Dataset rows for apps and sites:
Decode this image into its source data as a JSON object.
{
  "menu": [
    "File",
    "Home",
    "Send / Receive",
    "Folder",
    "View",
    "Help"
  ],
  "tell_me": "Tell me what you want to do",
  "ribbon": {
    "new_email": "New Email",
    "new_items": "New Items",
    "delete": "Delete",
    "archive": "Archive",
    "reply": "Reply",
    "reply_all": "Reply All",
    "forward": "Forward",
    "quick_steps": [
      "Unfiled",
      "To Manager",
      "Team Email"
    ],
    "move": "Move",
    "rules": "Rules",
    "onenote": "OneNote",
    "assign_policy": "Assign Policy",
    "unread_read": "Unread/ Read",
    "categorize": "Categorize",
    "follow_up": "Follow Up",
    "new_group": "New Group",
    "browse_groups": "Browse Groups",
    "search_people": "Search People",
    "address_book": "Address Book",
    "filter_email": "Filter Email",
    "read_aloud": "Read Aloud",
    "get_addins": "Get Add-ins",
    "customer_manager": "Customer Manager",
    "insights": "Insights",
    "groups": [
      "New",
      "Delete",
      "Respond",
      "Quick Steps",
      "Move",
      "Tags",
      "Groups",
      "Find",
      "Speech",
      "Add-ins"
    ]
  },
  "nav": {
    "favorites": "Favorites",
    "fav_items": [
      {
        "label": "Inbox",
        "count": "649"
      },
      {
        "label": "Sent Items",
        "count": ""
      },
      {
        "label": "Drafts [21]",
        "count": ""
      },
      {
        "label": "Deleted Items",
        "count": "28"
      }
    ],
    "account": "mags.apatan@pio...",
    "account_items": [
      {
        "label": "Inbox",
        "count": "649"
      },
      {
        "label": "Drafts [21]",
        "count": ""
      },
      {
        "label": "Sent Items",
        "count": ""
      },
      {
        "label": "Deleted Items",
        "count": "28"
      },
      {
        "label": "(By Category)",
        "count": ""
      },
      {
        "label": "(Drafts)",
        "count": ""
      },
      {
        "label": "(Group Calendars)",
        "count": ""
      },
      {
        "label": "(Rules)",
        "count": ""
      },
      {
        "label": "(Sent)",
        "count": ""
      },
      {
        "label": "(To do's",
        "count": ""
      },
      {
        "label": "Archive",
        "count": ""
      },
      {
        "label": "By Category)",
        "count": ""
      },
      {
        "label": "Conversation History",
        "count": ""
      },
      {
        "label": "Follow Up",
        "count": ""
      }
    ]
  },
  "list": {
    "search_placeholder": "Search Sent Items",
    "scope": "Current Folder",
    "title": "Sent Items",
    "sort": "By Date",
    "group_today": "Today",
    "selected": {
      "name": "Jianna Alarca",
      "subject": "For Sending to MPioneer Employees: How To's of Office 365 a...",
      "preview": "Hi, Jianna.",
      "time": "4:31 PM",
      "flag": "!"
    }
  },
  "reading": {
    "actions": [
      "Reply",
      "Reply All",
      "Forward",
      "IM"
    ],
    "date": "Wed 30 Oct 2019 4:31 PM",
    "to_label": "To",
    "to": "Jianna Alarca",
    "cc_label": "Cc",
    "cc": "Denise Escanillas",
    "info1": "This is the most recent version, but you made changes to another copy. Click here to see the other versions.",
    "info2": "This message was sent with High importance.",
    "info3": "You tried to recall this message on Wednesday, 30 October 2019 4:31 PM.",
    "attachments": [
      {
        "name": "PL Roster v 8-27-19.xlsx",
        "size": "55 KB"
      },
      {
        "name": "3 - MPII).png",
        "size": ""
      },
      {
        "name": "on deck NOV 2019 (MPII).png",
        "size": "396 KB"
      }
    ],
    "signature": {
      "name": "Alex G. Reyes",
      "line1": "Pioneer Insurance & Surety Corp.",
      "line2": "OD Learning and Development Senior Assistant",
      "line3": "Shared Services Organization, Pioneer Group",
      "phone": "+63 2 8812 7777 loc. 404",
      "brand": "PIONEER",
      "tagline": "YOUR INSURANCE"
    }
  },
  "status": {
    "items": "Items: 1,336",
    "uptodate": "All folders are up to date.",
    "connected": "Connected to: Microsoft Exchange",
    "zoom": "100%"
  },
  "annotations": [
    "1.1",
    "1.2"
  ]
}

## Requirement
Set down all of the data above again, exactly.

## Answer box
Decode this image into its source data as a JSON object.
{
  "menu": [
    "File",
    "Home",
    "Send / Receive",
    "Folder",
    "View",
    "Help"
  ],
  "tell_me": "Tell me what you want to do",
  "ribbon": {
    "new_email": "New Email",
    "new_items": "New Items",
    "delete": "Delete",
    "archive": "Archive",
    "reply": "Reply",
    "reply_all": "Reply All",
    "forward": "Forward",
    "quick_steps": [
      "Unfiled",
      "To Manager",
      "Team Email"
    ],
    "move": "Move",
    "rules": "Rules",
    "onenote": "OneNote",
    "assign_policy": "Assign Policy",
    "unread_read": "Unread/ Read",
    "categorize": "Categorize",
    "follow_up": "Follow Up",
    "new_group": "New Group",
    "browse_groups": "Browse Groups",
    "search_people": "Search People",
    "address_book": "Address Book",
    "filter_email": "Filter Email",
    "read_aloud": "Read Aloud",
    "get_addins": "Get Add-ins",
    "customer_manager": "Customer Manager",
    "insights": "Insights",
    "groups": [
      "New",
      "Delete",
      "Respond",
      "Quick Steps",
      "Move",
      "Tags",
      "Groups",
      "Find",
      "Speech",
      "Add-ins"
    ]
  },
  "nav": {
    "favorites": "Favorites",
    "fav_items": [
      {
        "label": "Inbox",
        "count": "649"
      },
      {
        "label": "Sent Items",
        "count": ""
      },
      {
        "label": "Drafts [21]",
        "count": ""
      },
      {
        "label": "Deleted Items",
        "count": "28"
      }
    ],
    "account": "mags.apatan@pio...",
    "account_items": [
      {
        "label": "Inbox",
        "count": "649"
      },
      {
        "label": "Drafts [21]",
        "count": ""
      },
      {
        "label": "Sent Items",
        "count": ""
      },
      {
        "label": "Deleted Items",
        "count": "28"
      },
      {
        "label": "(By Category)",
        "count": ""
      },
      {
        "label": "(Drafts)",
        "count": ""
      },
      {
        "label": "(Group Calendars)",
        "count": ""
      },
      {
        "label": "(Rules)",
        "count": ""
      },
      {
        "label": "(Sent)",
        "count": ""
      },
      {
        "label": "(To do's",
        "count": ""
      },
      {
        "label": "Archive",
        "count": ""
      },
      {
        "label": "By Category)",
        "count": ""
      },
      {
        "label": "Conversation History",
        "count": ""
      },
      {
        "label": "Follow Up",
        "count": ""
      }
    ]
  },
  "list": {
    "search_placeholder": "Search Sent Items",
    "scope": "Current Folder",
    "title": "Sent Items",
    "sort": "By Date",
    "group_today": "Today",
    "selected": {
      "name": "Jianna Alarca",
      "subject": "For Sending to MPioneer Employees: How To's of Office 365 a...",
      "preview": "Hi, Jianna.",
      "time": "4:31 PM",
      "flag": "!"
    }
  },
  "reading": {
    "actions": [
      "Reply",
      "Reply All",
      "Forward",
      "IM"
    ],
    "date": "Wed 30 Oct 2019 4:31 PM",
    "to_label": "To",
    "to": "Jianna Alarca",
    "cc_label": "Cc",
    "cc": "Denise Escanillas",
    "info1": "This is the most recent version, but you made changes to another copy. Click here to see the other versions.",
    "info2": "This message was sent with High importance.",
    "info3": "You tried to recall this message on Wednesday, 30 October 2019 4:31 PM.",
    "attachments": [
      {
        "name": "PL Roster v 8-27-19.xlsx",
        "size": "55 KB"
      },
      {
        "name": "3 - MPII).png",
        "size": ""
      },
      {
        "name": "on deck NOV 2019 (MPII).png",
        "size": "396 KB"
      }
    ],
    "signature": {
      "name": "Alex G. Reyes",
      "line1": "Pioneer Insurance & Surety Corp.",
      "line2": "OD Learning and Development Senior Assistant",
      "line3": "Shared Services Organization, Pioneer Group",
      "phone": "+63 2 8812 7777 loc. 404",
      "brand": "PIONEER",
      "tagline": "YOUR INSURANCE"
    }
  },
  "status": {
    "items": "Items: 1,336",
    "uptodate": "All folders are up to date.",
    "connected": "Connected to: Microsoft Exchange",
    "zoom": "100%"
  },
  "annotations": [
    "1.1",
    "1.2"
  ]
}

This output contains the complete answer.